I now defend TL and my kids with strength in the face of my mother’s attacks. I now don’t succumb to my mother’s guilt trips or her temper tantrums. I also no longer view the world as she does. I’m leaving behind her negative view of the world. I’m happily leaving behind her sick manner of exaggerating, hiding the truth, telling half-truths, and lying. I want to be better than that. I want be happier than that.
Second, I have really embraced the journey toward being genuine. I’ve found great freedom in it. Now, when I walk around — be it at work, at scouting events with my kids, or anywhere — I can calm the voices of self-doubt in my head. Instead of wondering what people might think of me or what might happen, I relax in the knowledge that I am speaking my mind honesty, I am behaving honestly in the best interests of my marriage, my family, and myself. Other people’s opinions of me no longer matter so much anymore. “Other people” includes my mother, bosses (within reason), colleagues, strangers, and many others. It proves to me that being honest feels better — safer, easier in the long run — than lying.
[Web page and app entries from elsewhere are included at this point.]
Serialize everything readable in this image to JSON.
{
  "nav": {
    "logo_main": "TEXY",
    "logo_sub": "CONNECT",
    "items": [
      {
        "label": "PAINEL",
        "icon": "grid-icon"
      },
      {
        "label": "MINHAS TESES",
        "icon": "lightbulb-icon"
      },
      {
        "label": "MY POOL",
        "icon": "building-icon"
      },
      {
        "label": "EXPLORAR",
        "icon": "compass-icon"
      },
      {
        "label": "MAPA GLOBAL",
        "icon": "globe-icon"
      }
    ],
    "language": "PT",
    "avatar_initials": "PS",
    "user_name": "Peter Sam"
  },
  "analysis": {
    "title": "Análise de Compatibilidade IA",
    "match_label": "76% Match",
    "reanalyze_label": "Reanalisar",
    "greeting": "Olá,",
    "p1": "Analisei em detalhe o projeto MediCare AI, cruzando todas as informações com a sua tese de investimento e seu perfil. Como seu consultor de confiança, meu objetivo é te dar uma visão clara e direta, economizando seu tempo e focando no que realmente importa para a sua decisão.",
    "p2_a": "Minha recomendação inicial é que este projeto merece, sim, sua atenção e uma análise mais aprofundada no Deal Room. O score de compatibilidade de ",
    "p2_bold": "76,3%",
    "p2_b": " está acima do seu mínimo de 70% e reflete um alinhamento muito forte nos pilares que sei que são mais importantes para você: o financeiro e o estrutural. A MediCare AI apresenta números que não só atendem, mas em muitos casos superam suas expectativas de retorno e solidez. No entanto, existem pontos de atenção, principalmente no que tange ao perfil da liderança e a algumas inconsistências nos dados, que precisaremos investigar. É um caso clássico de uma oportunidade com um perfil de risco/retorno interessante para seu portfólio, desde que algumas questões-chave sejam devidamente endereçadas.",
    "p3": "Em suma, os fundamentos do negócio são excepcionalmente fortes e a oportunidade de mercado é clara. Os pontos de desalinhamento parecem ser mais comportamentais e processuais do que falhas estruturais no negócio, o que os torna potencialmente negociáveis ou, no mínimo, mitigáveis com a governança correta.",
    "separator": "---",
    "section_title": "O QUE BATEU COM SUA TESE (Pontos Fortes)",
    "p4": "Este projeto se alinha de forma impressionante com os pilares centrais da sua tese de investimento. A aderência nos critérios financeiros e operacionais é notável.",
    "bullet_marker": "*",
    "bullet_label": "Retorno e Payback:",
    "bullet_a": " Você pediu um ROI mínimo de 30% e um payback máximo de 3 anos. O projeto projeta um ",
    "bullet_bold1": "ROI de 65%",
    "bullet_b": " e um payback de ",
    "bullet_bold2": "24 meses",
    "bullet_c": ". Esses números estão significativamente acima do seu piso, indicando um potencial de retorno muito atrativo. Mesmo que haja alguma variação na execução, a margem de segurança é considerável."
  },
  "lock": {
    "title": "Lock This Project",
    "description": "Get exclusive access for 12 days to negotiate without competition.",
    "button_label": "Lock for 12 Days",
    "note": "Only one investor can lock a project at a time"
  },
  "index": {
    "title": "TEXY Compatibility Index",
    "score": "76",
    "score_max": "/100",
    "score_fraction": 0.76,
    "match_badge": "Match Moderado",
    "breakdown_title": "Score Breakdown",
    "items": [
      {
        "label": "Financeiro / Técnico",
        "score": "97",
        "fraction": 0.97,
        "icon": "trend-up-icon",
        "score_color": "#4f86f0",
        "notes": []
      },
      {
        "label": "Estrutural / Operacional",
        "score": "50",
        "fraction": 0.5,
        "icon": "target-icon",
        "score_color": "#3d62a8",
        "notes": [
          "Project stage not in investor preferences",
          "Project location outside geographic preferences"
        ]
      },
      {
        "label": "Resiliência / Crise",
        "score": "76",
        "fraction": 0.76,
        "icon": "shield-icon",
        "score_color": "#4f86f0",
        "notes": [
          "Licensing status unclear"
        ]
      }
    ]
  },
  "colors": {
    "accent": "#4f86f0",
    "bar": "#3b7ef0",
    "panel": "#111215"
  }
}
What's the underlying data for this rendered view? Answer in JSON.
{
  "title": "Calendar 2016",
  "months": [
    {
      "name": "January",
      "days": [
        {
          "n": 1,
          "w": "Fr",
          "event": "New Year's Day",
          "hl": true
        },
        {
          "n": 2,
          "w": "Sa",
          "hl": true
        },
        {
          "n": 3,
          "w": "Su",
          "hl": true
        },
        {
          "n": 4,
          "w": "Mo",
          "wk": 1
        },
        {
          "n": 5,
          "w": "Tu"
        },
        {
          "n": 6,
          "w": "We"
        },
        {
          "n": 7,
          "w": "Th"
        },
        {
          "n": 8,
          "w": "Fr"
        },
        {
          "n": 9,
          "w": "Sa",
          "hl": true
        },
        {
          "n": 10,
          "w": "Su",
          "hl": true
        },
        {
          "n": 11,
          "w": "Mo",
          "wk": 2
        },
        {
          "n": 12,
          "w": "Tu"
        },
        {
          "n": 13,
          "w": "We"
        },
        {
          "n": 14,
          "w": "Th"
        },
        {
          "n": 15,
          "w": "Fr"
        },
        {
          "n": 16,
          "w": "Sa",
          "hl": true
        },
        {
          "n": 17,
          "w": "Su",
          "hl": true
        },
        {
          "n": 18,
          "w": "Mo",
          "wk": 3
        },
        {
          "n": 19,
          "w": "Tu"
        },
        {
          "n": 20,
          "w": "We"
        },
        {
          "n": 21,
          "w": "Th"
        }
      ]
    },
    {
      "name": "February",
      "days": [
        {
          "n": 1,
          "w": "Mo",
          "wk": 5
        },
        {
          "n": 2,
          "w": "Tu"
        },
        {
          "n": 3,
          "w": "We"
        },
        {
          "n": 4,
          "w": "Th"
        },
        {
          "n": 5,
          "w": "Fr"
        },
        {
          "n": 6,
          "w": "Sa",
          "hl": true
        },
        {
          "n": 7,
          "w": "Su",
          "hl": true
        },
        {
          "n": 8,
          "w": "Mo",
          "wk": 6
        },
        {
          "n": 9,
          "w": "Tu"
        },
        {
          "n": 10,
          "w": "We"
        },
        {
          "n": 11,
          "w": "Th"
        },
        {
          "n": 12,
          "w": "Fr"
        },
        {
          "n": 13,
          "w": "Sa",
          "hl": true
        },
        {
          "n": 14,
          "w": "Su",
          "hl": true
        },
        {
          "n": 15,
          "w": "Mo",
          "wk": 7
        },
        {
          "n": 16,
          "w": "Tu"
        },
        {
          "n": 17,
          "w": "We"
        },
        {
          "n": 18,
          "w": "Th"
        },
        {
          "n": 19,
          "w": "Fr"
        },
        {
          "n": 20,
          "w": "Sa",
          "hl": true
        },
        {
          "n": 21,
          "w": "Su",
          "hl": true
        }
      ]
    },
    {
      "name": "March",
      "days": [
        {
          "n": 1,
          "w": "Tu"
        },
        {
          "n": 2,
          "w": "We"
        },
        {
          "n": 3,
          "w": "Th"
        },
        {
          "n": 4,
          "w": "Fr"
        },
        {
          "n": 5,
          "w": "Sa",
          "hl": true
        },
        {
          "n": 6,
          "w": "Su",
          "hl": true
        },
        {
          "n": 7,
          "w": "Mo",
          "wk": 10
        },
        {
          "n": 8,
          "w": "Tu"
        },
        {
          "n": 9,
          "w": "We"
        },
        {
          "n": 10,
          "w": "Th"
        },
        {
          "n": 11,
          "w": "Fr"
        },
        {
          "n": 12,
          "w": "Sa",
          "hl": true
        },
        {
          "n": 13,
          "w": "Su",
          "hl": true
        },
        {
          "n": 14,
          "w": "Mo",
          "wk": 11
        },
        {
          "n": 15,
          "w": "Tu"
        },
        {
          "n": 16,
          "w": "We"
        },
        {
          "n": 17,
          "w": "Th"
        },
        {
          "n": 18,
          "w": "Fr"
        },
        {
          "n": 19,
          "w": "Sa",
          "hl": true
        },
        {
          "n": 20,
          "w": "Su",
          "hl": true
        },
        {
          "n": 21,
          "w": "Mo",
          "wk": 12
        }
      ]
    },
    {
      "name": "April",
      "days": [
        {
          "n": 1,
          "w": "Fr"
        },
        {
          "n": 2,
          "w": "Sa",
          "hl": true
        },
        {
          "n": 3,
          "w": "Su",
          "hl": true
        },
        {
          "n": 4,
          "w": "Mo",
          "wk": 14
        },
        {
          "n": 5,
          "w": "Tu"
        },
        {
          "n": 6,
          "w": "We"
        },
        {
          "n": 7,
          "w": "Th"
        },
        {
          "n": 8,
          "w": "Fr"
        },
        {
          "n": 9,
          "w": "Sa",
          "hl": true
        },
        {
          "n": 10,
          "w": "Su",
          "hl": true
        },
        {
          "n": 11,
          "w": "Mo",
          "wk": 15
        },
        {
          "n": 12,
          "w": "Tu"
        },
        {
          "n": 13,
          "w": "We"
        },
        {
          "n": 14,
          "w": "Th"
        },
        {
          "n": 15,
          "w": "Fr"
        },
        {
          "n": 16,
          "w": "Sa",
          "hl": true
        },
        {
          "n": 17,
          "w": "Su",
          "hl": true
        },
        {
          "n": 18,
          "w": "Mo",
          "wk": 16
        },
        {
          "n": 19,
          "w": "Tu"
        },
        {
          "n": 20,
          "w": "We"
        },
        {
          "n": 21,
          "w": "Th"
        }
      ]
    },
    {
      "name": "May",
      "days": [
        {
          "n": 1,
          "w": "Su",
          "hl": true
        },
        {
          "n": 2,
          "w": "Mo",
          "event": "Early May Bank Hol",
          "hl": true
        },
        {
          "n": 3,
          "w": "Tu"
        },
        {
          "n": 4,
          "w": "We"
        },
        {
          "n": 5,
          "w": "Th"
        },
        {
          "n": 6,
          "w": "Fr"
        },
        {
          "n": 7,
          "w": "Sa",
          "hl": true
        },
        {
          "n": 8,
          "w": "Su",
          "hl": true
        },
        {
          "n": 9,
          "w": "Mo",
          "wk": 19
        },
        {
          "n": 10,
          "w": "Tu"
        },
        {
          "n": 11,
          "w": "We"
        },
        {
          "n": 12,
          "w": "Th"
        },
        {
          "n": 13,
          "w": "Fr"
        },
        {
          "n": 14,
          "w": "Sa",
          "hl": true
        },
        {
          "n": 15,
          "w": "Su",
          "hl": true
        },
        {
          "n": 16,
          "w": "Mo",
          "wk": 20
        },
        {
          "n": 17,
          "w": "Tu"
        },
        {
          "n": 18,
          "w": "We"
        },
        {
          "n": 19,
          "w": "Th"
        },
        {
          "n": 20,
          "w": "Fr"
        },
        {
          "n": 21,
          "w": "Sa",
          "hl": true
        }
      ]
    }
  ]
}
Third, more than anything else, I want to be closer to TL. I want a gentle, honest, safe, kind, and loving relationship with TL. The smoking lie was my final reminder that lies achieve the opposite of that. If I ever lie again, TL will surely be gone. I want to be closer to TL. I want to be an honest man. Even if TL leaves me or dies before I do, I want to be an honest man.
Fourth, when doing anything, I ask myself, “Is this something I want to hide, from TL or anyone else?” If the answer is anything other than “no, I’m proud of my behavior,” I stop that behavior before it starts.
Yes, I failed. Yes, I lied about smoking. I will never lie again. I’ve learned that being honest about sex is not enough. I must be honest about everything. Even something as small as a broken glass in the kitchen or a beer alone in my hotel room requires complete and immediate honesty with TL.
I lied about smoking.
I am working within myself, with my counselor and with God to remain an honest man.
I don’t want to lie. I don’t need to lie. Lying hurts me and those I love. I will never again be a liar.